=== Section Start ===

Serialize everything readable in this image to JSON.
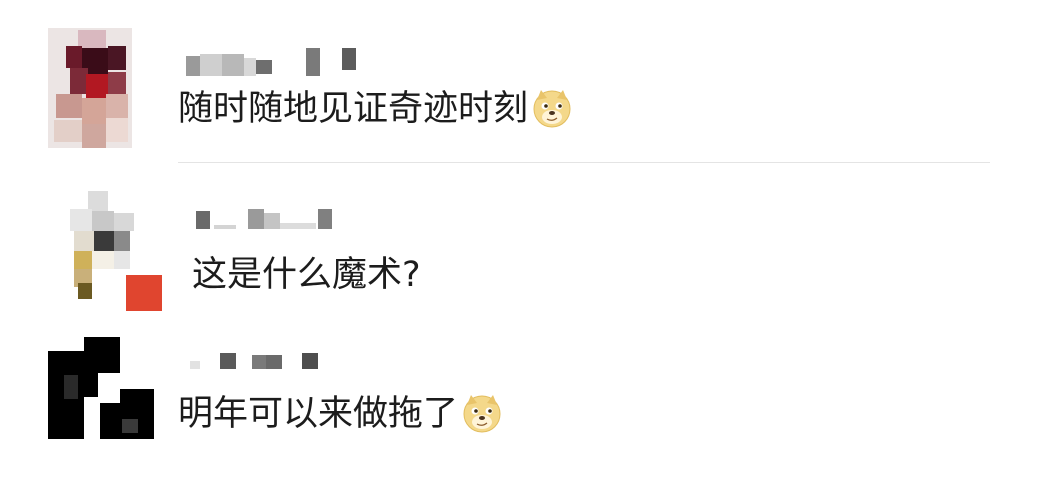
{
  "comments": [
    {
      "text": "随时随地见证奇迹时刻",
      "emoji": "doge-emoji"
    },
    {
      "text": "这是什么魔术?",
      "emoji": ""
    },
    {
      "text": "明年可以来做拖了",
      "emoji": "doge-emoji"
    }
  ]
}
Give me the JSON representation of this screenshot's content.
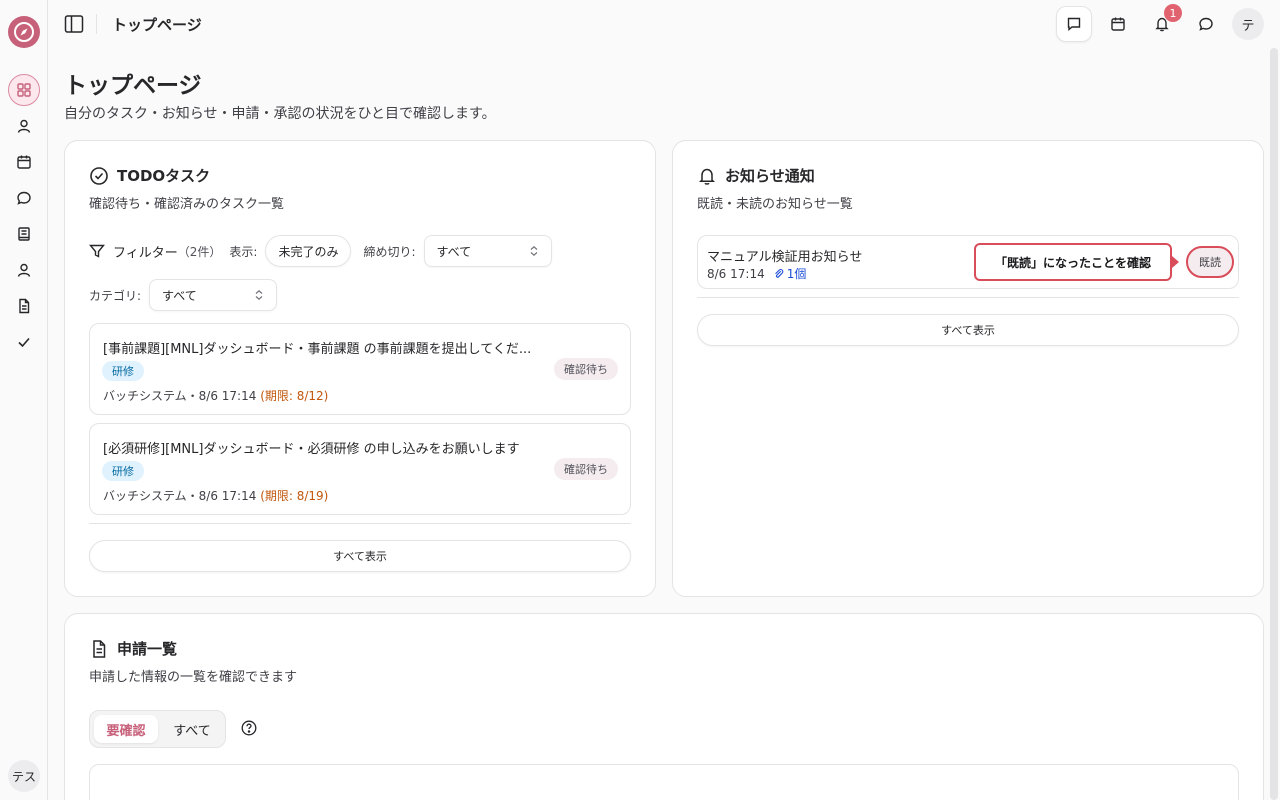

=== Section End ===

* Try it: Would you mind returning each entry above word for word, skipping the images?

* Worked solution:
Serialize everything readable in this image to JSON.
{
  "comments": [
    {
      "text": "随时随地见证奇迹时刻",
      "emoji": "doge-emoji"
    },
    {
      "text": "这是什么魔术?",
      "emoji": ""
    },
    {
      "text": "明年可以来做拖了",
      "emoji": "doge-emoji"
    }
  ]
}
Give me the JSON representation of this screenshot's content.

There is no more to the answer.